Jovica Stanisic headed Serbia's state security service at a time when, prosecutors say, it established some of the most feared paramilitary groups in the Balkans, including Arkan's Tigers.
Prosecutors say the purpose of these so-called illegal secret units was to conduct special military operations in Croatia and Bosnia, all with the aim of ethnically cleansing the area of non-Serbs.
They did that, say prosecutors, through a campaign of murder, persecution, and deportation in conjunction with local authorities. Hundreds were left dead in operations from 1991 to 1995.
Mr. Stanisic is charged with five counts of crimes against humanity and war crimes, including the murder of 255 people from Croatia's Vukovar hospital, in a single violent episode.
Prosecutors say Mr. Stanisic, along with his number two man, Franko Simatovic, or Frenki, directed, organized, financed, trained and armed the paramillitaries. Both men were sent to The Hague - Mr. Stanisic following recent colon surgery - after their arrest in Serbia.
The two were captured in a sweep following the March assassination of Serbian Prime Minister Zoran Djindjic.

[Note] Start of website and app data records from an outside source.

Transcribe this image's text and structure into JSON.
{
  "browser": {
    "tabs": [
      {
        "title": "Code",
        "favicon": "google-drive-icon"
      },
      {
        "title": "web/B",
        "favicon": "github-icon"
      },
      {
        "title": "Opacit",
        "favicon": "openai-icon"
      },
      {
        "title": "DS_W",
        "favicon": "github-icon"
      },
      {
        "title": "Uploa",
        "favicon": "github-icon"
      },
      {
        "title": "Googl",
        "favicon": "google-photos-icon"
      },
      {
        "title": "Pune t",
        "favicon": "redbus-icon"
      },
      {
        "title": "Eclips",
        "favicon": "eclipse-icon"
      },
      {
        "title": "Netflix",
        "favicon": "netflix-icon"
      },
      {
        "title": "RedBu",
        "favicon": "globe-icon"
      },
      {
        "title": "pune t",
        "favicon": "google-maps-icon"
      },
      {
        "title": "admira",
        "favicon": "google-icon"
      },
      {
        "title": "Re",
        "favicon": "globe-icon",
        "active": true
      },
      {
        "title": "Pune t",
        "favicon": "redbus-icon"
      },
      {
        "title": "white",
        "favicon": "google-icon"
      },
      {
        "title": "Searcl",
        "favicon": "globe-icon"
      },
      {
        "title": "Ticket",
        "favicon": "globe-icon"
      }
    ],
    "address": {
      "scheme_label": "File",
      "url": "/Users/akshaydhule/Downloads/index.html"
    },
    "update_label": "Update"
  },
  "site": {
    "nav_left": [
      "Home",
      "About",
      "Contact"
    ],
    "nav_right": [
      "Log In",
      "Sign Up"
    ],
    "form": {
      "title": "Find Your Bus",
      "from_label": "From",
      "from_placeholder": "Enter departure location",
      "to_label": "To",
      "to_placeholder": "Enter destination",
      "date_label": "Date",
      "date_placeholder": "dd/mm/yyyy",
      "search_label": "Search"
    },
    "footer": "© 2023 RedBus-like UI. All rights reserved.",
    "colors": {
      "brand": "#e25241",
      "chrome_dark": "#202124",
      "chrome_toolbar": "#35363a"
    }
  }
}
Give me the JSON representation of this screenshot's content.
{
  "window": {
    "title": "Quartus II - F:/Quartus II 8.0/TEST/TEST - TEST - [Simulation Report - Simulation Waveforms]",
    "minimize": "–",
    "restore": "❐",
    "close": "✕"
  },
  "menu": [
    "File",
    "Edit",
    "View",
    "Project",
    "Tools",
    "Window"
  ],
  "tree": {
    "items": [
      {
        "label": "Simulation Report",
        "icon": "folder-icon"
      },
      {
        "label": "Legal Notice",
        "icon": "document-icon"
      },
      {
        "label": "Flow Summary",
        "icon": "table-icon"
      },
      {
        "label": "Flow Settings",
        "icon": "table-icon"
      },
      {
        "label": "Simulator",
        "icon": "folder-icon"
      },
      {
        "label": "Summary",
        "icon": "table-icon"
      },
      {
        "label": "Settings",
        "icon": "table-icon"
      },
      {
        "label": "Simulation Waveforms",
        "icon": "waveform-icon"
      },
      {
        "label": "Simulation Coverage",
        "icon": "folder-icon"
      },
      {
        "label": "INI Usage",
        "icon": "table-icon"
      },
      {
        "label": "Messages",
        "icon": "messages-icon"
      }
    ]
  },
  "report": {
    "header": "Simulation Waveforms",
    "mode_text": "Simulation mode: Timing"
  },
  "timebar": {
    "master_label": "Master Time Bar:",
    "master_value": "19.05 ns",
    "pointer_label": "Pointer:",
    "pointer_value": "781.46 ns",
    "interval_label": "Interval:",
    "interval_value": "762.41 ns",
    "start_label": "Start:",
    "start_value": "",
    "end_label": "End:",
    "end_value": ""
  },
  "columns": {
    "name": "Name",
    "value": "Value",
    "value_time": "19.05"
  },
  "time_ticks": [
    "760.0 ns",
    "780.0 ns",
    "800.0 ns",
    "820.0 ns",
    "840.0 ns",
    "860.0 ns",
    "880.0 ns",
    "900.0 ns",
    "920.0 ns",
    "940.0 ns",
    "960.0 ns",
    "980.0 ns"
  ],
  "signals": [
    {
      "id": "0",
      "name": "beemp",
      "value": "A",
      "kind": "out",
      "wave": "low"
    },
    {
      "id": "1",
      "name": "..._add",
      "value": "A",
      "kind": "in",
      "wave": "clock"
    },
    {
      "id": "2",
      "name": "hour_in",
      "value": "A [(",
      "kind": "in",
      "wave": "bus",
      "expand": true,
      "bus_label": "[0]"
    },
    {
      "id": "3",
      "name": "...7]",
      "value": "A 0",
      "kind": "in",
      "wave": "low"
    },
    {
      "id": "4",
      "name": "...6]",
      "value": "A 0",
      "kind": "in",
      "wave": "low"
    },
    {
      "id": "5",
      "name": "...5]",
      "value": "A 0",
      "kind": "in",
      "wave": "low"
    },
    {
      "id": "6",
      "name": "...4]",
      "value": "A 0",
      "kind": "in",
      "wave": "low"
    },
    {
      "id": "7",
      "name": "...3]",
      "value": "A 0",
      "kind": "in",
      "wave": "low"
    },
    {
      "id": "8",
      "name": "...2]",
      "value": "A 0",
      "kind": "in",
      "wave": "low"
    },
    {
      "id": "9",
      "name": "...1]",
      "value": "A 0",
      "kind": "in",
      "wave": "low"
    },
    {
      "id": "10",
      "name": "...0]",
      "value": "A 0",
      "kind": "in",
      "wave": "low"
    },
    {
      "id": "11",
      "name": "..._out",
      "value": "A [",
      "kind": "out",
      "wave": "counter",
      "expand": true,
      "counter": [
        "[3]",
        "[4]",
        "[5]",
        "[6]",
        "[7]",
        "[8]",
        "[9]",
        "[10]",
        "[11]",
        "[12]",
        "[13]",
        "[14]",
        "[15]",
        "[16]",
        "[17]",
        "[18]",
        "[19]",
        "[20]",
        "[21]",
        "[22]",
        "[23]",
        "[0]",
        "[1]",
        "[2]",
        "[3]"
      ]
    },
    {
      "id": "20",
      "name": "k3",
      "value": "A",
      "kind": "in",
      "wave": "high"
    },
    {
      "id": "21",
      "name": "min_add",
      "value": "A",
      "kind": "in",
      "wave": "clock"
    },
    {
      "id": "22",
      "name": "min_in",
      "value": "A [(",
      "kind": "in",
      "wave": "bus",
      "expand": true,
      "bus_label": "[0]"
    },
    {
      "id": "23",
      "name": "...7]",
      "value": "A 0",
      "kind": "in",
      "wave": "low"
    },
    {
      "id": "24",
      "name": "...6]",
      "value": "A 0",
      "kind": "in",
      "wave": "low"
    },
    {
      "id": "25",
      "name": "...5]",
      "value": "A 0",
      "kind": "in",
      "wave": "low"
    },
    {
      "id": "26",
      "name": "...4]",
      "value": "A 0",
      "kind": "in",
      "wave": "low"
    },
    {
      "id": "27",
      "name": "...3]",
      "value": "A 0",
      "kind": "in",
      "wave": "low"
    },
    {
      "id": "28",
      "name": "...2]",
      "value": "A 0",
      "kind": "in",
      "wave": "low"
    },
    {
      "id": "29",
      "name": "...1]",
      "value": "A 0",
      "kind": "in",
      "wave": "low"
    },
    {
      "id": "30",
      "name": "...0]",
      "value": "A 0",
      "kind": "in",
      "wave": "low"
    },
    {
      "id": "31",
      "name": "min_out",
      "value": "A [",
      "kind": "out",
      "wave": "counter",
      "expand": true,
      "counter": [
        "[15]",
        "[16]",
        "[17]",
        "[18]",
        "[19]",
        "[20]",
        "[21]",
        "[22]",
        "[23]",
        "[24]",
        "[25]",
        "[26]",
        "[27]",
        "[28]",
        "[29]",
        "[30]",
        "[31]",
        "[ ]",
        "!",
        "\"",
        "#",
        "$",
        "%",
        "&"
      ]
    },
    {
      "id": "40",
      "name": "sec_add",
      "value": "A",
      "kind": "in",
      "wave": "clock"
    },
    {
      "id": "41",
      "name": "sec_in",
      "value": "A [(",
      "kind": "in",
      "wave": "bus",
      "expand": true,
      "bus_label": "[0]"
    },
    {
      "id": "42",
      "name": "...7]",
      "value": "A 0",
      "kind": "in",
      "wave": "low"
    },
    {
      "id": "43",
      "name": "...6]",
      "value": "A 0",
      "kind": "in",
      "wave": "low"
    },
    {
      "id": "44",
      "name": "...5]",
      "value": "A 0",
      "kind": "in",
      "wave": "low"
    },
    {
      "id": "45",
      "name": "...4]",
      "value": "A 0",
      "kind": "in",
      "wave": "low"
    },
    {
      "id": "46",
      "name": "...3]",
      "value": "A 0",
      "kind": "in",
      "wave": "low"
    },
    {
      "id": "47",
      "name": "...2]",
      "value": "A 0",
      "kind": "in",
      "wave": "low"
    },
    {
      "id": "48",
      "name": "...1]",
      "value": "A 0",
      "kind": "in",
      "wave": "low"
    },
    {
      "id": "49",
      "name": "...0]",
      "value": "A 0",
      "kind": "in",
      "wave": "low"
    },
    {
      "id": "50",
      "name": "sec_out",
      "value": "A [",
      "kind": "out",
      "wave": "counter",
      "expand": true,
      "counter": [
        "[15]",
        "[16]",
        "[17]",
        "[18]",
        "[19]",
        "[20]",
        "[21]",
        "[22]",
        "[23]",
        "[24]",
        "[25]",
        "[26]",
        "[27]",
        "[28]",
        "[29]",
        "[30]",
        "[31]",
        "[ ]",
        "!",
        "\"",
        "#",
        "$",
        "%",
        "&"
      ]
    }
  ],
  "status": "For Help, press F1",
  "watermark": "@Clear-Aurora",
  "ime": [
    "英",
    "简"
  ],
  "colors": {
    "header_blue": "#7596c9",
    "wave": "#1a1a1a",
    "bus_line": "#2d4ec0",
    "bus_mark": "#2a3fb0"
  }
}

Mr. Simatovic pleaded not guilty to the same five charges last week.
Judith Armatta, who follows court proceeding for the Coalition for International Justice, said both Mr. Simatovic and Mr. Stanisic's names have come up in the Milosevic trial.
"We heard some damning testimony from Arkan's secretary, who said they did not do anything without the state security service, meaning Simatovic and Stanisic, giving them orders and telling them what to do. So what we have here is some pretty significant people," she said.
Both Mr. Simatovic and Mr. Stanisic are named as co-conspirators in the Milosevic indictment.
Jovica Stanisic's lawyers say he has been talking with prosecutors for some time, leaving open the possibility that he could testify against his former boss, who fired him in 1998, allegedly over disagreements concerning Kosovo.